[247 NJSuper Page 276]
Anderson, Gray is distinguishable from the case before us in that we are here concerned with a claim for money representing not a partnership interest, nor for money otherwise earned by plaintiffs, but a claim that is merely inchoate and conditional within the context of the Service Termination Agreement.
Further distinguishing Gray and Cohen is the fact that the restrictions there considered were broadly designed to suppress all professional activity by the departing member that could be competitive in any way to the interests of the firm. In both cases the restrictions applied to the geographic areas in which the departing partner had previously practiced his profession and seemed to apply for an unlimited period of time. Here, the noncompetitive departure only involves the agreement not to represent defendant's clientele at the time of plaintiffs' departure and only for a period of one year. Thus, the conditions of such a departure are reasonably limited and plausibly related to preventing a double impact on the economic base from which the departing members' termination benefits are to be drawn, the first by paying out benefits, and the second by losing the clients.
Defendant also appeals from so much of the order below as denied its motion for partial summary judgment.
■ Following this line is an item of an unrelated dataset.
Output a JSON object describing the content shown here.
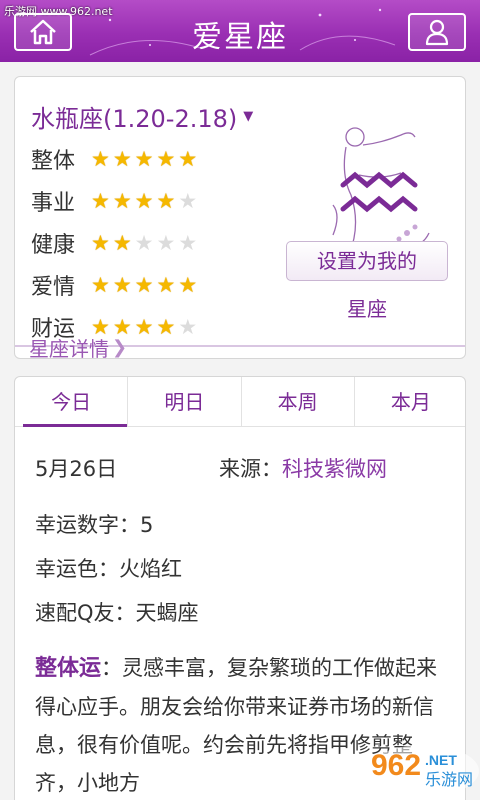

We decline to disturb that determination because the issues raised here involve "highly significant policy considerations" and should not be decided on less than a full record. Jackson v. Muhlenberg Hospital, 53 N.J. 138, 142, 249 A.2d 65 (1969). Furthermore, for reasons to be stated, it may be that on remand genuine issues of material fact will emerge.
Although not mentioned by the parties, we note the possible relevance to this matter of RPC 1.16(b), (c). These rules provide:
(b) Except as stated in paragraph (c), a lawyer may withdraw from representing a client if withdrawal can be accomplished without material adverse effect on the interests of the client, or if: * * *
(5) the representation will result in an unreasonable financial burden on the lawyer or has been rendered unreasonably difficult by the client; or
[247 NJSuper Page 277]
(6) other good cause for withdrawal exists.
(c) When required to do so by rule or when ordered to do so by a tribunal, a lawyer shall continue representation notwithstanding good cause for terminating the representation.
Since Paragraph 1 of the Service Termination Agreement may be read to require plaintiffs to withdraw their services from clients of the firm on work in progress, fact questions may exist in particular cases as to whether, by withdrawing their services from certain clients, plaintiffs would be offending RPC 1.16. If such fact questions are presented, these should be explored at a plenary hearing. Findings should be made, and a determination should be reached as to the significance thereof to the interpretation and application of Paragraphs 1 and 2(a) of the Service Termination Agreement, particularly in light of RPC 8.4, defining professional misconduct.
So much of the orders of November 13, 1989, and May 8, 1990, as nullify Paragraphs 1(b) and 2(a) of the Service Termination Agreement and award money damages to plaintiffs on the third count of the complaint are reversed. In other respects the orders are affirmed.